[Records for processing]
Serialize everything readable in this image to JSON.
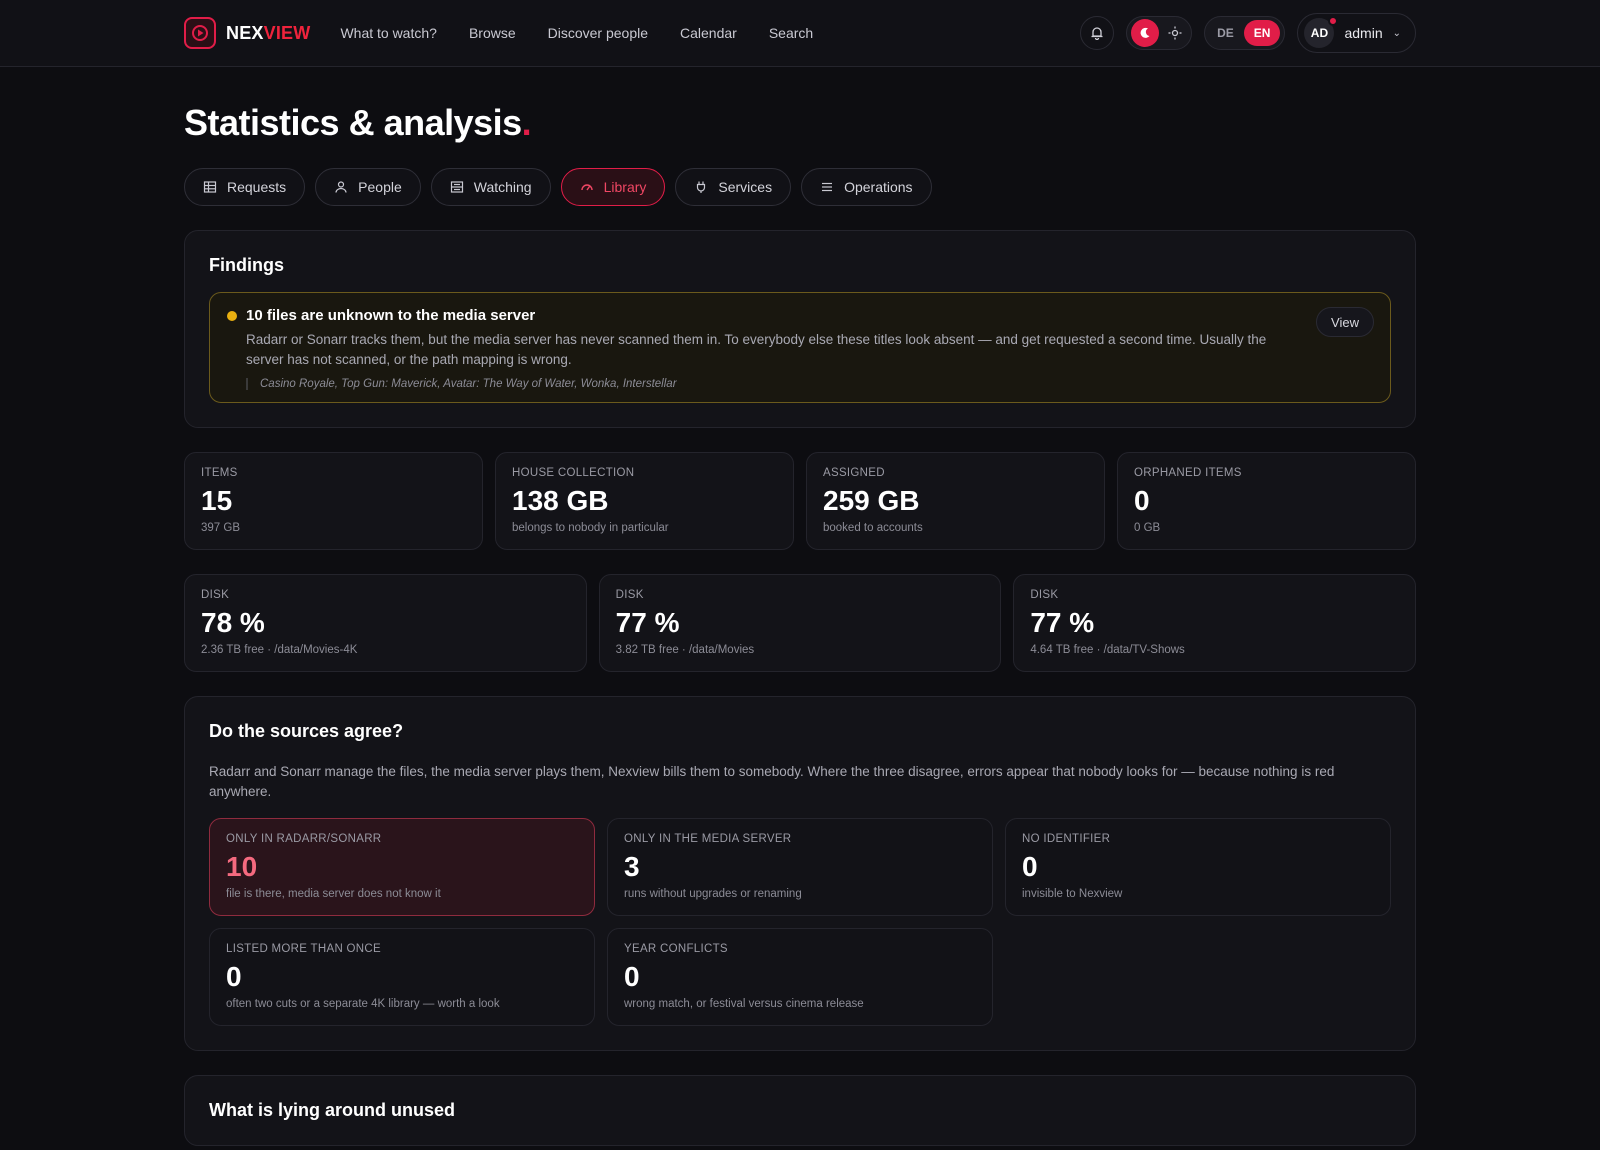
{
  "brand": {
    "part1": "NEX",
    "part2": "VIEW"
  },
  "nav": [
    "What to watch?",
    "Browse",
    "Discover people",
    "Calendar",
    "Search"
  ],
  "lang": {
    "de": "DE",
    "en": "EN"
  },
  "user": {
    "initials": "AD",
    "name": "admin"
  },
  "page": {
    "title": "Statistics & analysis",
    "title_dot": "."
  },
  "tabs": [
    {
      "label": "Requests",
      "icon": "table-icon"
    },
    {
      "label": "People",
      "icon": "person-icon"
    },
    {
      "label": "Watching",
      "icon": "list-icon"
    },
    {
      "label": "Library",
      "icon": "gauge-icon",
      "active": true
    },
    {
      "label": "Services",
      "icon": "plug-icon"
    },
    {
      "label": "Operations",
      "icon": "menu-icon"
    }
  ],
  "findings": {
    "heading": "Findings",
    "item": {
      "title": "10 files are unknown to the media server",
      "description": "Radarr or Sonarr tracks them, but the media server has never scanned them in. To everybody else these titles look absent — and get requested a second time. Usually the server has not scanned, or the path mapping is wrong.",
      "titles": "Casino Royale, Top Gun: Maverick, Avatar: The Way of Water, Wonka, Interstellar",
      "action": "View"
    }
  },
  "stats": [
    {
      "label": "ITEMS",
      "value": "15",
      "sub": "397 GB"
    },
    {
      "label": "HOUSE COLLECTION",
      "value": "138 GB",
      "sub": "belongs to nobody in particular"
    },
    {
      "label": "ASSIGNED",
      "value": "259 GB",
      "sub": "booked to accounts"
    },
    {
      "label": "ORPHANED ITEMS",
      "value": "0",
      "sub": "0 GB"
    }
  ],
  "disks": [
    {
      "label": "DISK",
      "value": "78 %",
      "sub": "2.36 TB free · /data/Movies-4K"
    },
    {
      "label": "DISK",
      "value": "77 %",
      "sub": "3.82 TB free · /data/Movies"
    },
    {
      "label": "DISK",
      "value": "77 %",
      "sub": "4.64 TB free · /data/TV-Shows"
    }
  ],
  "sources": {
    "heading": "Do the sources agree?",
    "intro": "Radarr and Sonarr manage the files, the media server plays them, Nexview bills them to somebody. Where the three disagree, errors appear that nobody looks for — because nothing is red anywhere.",
    "cards": [
      {
        "label": "ONLY IN RADARR/SONARR",
        "value": "10",
        "sub": "file is there, media server does not know it"
      },
      {
        "label": "ONLY IN THE MEDIA SERVER",
        "value": "3",
        "sub": "runs without upgrades or renaming"
      },
      {
        "label": "NO IDENTIFIER",
        "value": "0",
        "sub": "invisible to Nexview"
      },
      {
        "label": "LISTED MORE THAN ONCE",
        "value": "0",
        "sub": "often two cuts or a separate 4K library — worth a look"
      },
      {
        "label": "YEAR CONFLICTS",
        "value": "0",
        "sub": "wrong match, or festival versus cinema release"
      }
    ]
  },
  "unused": {
    "heading": "What is lying around unused"
  },
  "colors": {
    "accent": "#e11d48",
    "warning": "#e9b010",
    "background": "#0d0d11"
  }
}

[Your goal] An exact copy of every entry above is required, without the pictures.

[Response area]
Serialize everything readable in this image to JSON.
{
  "brand": {
    "part1": "NEX",
    "part2": "VIEW"
  },
  "nav": [
    "What to watch?",
    "Browse",
    "Discover people",
    "Calendar",
    "Search"
  ],
  "lang": {
    "de": "DE",
    "en": "EN"
  },
  "user": {
    "initials": "AD",
    "name": "admin"
  },
  "page": {
    "title": "Statistics & analysis",
    "title_dot": "."
  },
  "tabs": [
    {
      "label": "Requests",
      "icon": "table-icon"
    },
    {
      "label": "People",
      "icon": "person-icon"
    },
    {
      "label": "Watching",
      "icon": "list-icon"
    },
    {
      "label": "Library",
      "icon": "gauge-icon",
      "active": true
    },
    {
      "label": "Services",
      "icon": "plug-icon"
    },
    {
      "label": "Operations",
      "icon": "menu-icon"
    }
  ],
  "findings": {
    "heading": "Findings",
    "item": {
      "title": "10 files are unknown to the media server",
      "description": "Radarr or Sonarr tracks them, but the media server has never scanned them in. To everybody else these titles look absent — and get requested a second time. Usually the server has not scanned, or the path mapping is wrong.",
      "titles": "Casino Royale, Top Gun: Maverick, Avatar: The Way of Water, Wonka, Interstellar",
      "action": "View"
    }
  },
  "stats": [
    {
      "label": "ITEMS",
      "value": "15",
      "sub": "397 GB"
    },
    {
      "label": "HOUSE COLLECTION",
      "value": "138 GB",
      "sub": "belongs to nobody in particular"
    },
    {
      "label": "ASSIGNED",
      "value": "259 GB",
      "sub": "booked to accounts"
    },
    {
      "label": "ORPHANED ITEMS",
      "value": "0",
      "sub": "0 GB"
    }
  ],
  "disks": [
    {
      "label": "DISK",
      "value": "78 %",
      "sub": "2.36 TB free · /data/Movies-4K"
    },
    {
      "label": "DISK",
      "value": "77 %",
      "sub": "3.82 TB free · /data/Movies"
    },
    {
      "label": "DISK",
      "value": "77 %",
      "sub": "4.64 TB free · /data/TV-Shows"
    }
  ],
  "sources": {
    "heading": "Do the sources agree?",
    "intro": "Radarr and Sonarr manage the files, the media server plays them, Nexview bills them to somebody. Where the three disagree, errors appear that nobody looks for — because nothing is red anywhere.",
    "cards": [
      {
        "label": "ONLY IN RADARR/SONARR",
        "value": "10",
        "sub": "file is there, media server does not know it"
      },
      {
        "label": "ONLY IN THE MEDIA SERVER",
        "value": "3",
        "sub": "runs without upgrades or renaming"
      },
      {
        "label": "NO IDENTIFIER",
        "value": "0",
        "sub": "invisible to Nexview"
      },
      {
        "label": "LISTED MORE THAN ONCE",
        "value": "0",
        "sub": "often two cuts or a separate 4K library — worth a look"
      },
      {
        "label": "YEAR CONFLICTS",
        "value": "0",
        "sub": "wrong match, or festival versus cinema release"
      }
    ]
  },
  "unused": {
    "heading": "What is lying around unused"
  },
  "colors": {
    "accent": "#e11d48",
    "warning": "#e9b010",
    "background": "#0d0d11"
  }
}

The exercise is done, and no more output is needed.